Upon completion of this program, participants should be better able to:
- Identify and address barriers associated with effective management of chronic idiopathic constipation applicable to multiple pharmacy practice settings
- Describe anatomical and metabolic processes associated with chronic idiopathic constipation to align treatment with the underlying causes or symptom presentation
- List medications used for chronic idiopathic constipation including over-the-counter and prescription agents, discussing indications, dosage, and administration recommendations
- Analyze the pharmacist's role in individualizing care of patients with chronic idiopathic constipation across multiple practice settings, including community, hospital, and long-term care
REQUIRED COMPUTER HARDWARE/SOFTWARE
Please ensure the computer system you plan to use meets the following minimum requirements:
- Operating System: Windows 98 or higher & Macintosh 2.2 or higher
- Internet Browser (Mac &/Windows): Internet Explorer 6.0 or higher, Google Chrome, Safari 5.0.6 or higher, Firefox 3.0.3 or higher & Opera 5 or higher
- Broadband Internet connection: Cable, High-speed DSL & any other medium that is internet accessible
- Peripherals: Computer speakers or headphones
- Monitor Screen Resolution: 320 x 480 or higher
- Media Viewing Requirements: Adobe Reader, Microsoft PowerPoint, Flash Player & HTML5
Disclosure of Unlabeled Use and Disclaimer:
The opinions expressed in the educational activity are those of the faculty and do not necessarily represent the views of Postgraduate Healthcare Education, LLC, or Shire. Participants have an implied responsibility to use the newly acquired information to enhance patient outcomes and their own professional development. The information presented in this activity is not meant to serve as a guideline for patient management. Any procedures, medications, or other courses of diagnosis or treatment discussed or suggested in this activity should not be used by clinicians without evaluation of their patients' conditions, and possible contraindications on dangers in use, (review of any applicable manufacturer's product information) and comparison with recommendations of other authorities.
The author, sponsor, and publisher of this continuing education activity have made all reasonable efforts to ensure that all information contained herein is accurate in accordance with the latest available scientific knowledge at the time of acceptance for publication. However, because information regarding drugs (their administration, dosages, contraindications, adverse reactions, interactions, special warnings, precautions, etc.) is subject to constant change, the reader is advised to check the manufacturer's package insert for information concerning recommended dosages and potential problems and cautions prior to dispensing or administering the drug. Special precautions should be taken when a drug is new, or highly toxic, or is unfamiliar to the dispenser or administrant. This educational activity may contain discussion of published and/or investigational uses of agents that are not approved by the U.S. Food and Drug Administration (FDA). Neither the publisher nor sponsor promotes the use of any agent outside of approved labeling.

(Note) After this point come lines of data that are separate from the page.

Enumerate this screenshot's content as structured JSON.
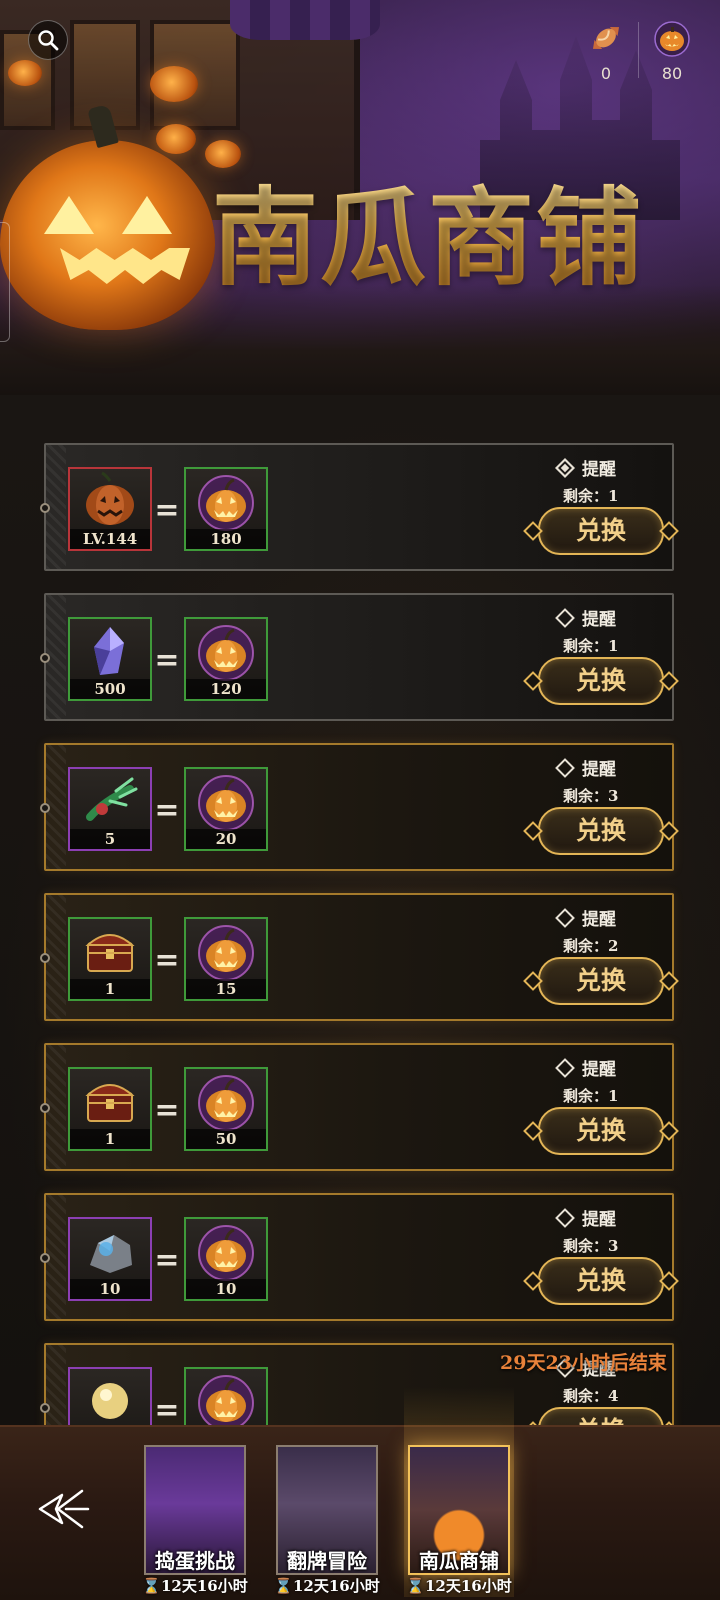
{
  "header": {
    "title": "南瓜商铺",
    "currencies": [
      {
        "icon": "candy-icon",
        "value": "0"
      },
      {
        "icon": "pumpkin-coin-icon",
        "value": "80"
      }
    ]
  },
  "shop": {
    "remind_label": "提醒",
    "remain_prefix": "剩余：",
    "exchange_label": "兑换",
    "items": [
      {
        "cost_icon": "pumpkin-item-icon",
        "cost_qty": "LV.144",
        "reward_qty": "180",
        "remain": "1",
        "remind_on": true,
        "border": "red"
      },
      {
        "cost_icon": "crystal-icon",
        "cost_qty": "500",
        "reward_qty": "120",
        "remain": "1",
        "remind_on": false,
        "border": "green"
      },
      {
        "cost_icon": "claw-icon",
        "cost_qty": "5",
        "reward_qty": "20",
        "remain": "3",
        "remind_on": false,
        "border": "purple"
      },
      {
        "cost_icon": "chest-icon",
        "cost_qty": "1",
        "reward_qty": "15",
        "remain": "2",
        "remind_on": false,
        "border": "green"
      },
      {
        "cost_icon": "chest-icon",
        "cost_qty": "1",
        "reward_qty": "50",
        "remain": "1",
        "remind_on": false,
        "border": "green"
      },
      {
        "cost_icon": "ore-icon",
        "cost_qty": "10",
        "reward_qty": "10",
        "remain": "3",
        "remind_on": false,
        "border": "purple"
      },
      {
        "cost_icon": "orb-icon",
        "cost_qty": "",
        "reward_qty": "",
        "remain": "4",
        "remind_on": false,
        "border": "purple"
      }
    ],
    "end_note": "29天23小时后结束"
  },
  "bottom_nav": {
    "tabs": [
      {
        "label": "捣蛋挑战",
        "timer": "12天16小时",
        "active": false
      },
      {
        "label": "翻牌冒险",
        "timer": "12天16小时",
        "active": false
      },
      {
        "label": "南瓜商铺",
        "timer": "12天16小时",
        "active": true
      }
    ]
  },
  "colors": {
    "gold": "#e3b556",
    "title_gold": "#f0b84a",
    "end_note": "#e9823a",
    "slot_green": "#3f9a3a",
    "slot_purple": "#8c3fb3",
    "slot_red": "#b8353a"
  }
}
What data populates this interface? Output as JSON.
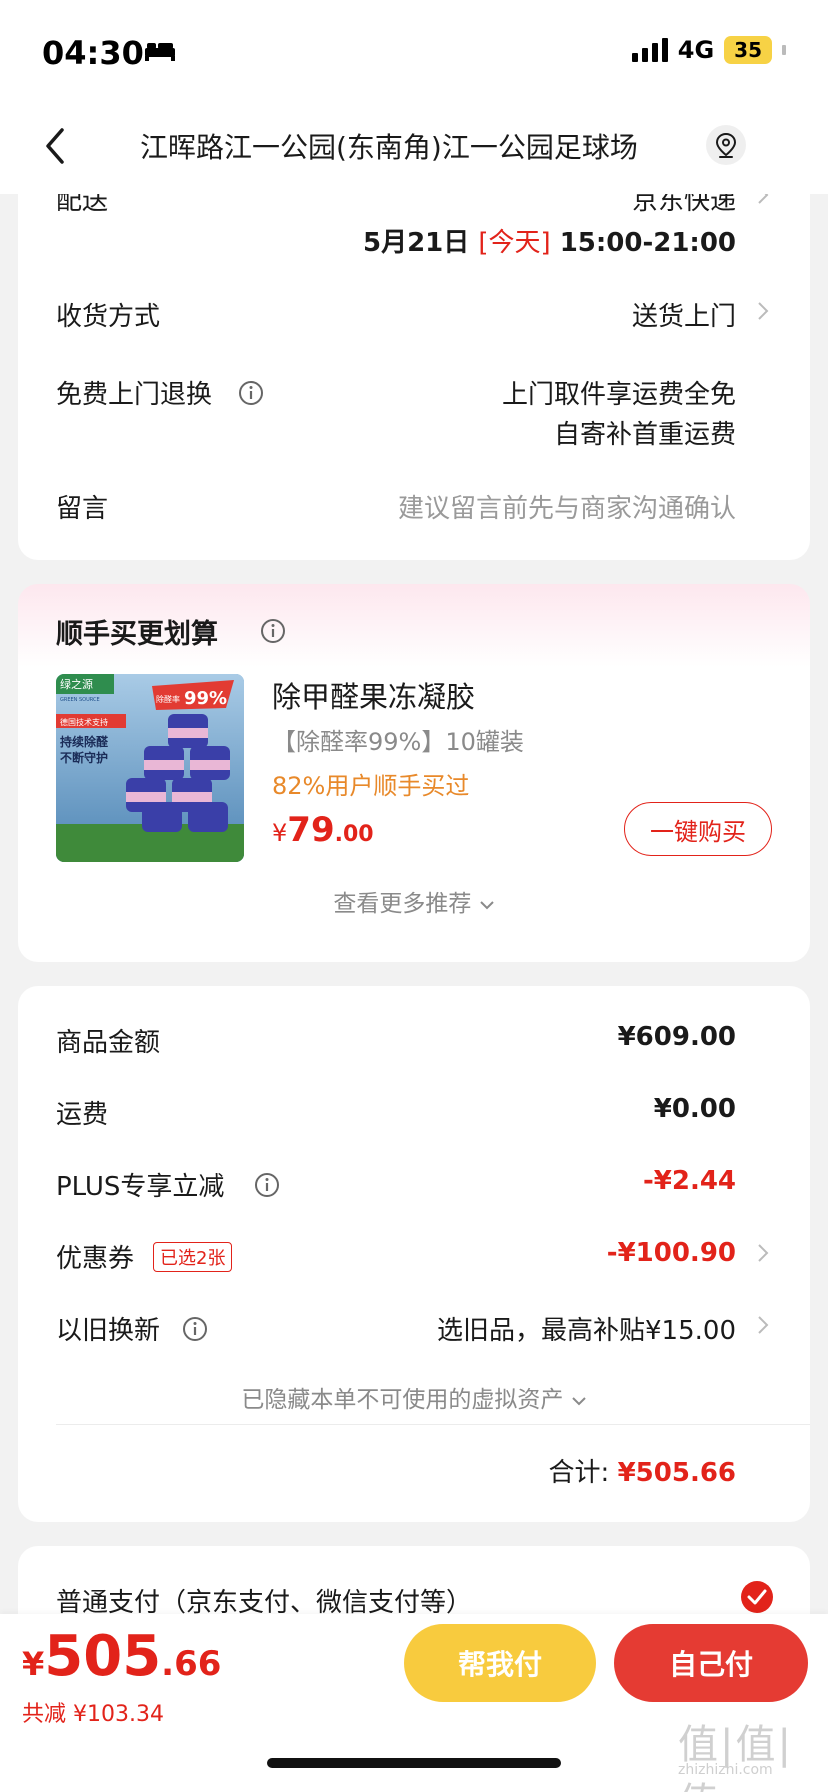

Statements made in this monograph have not been evaluated by the FDA. Nutritional products discussed are not intended for the diagnosis, treatment, cure, or prevention of any disease.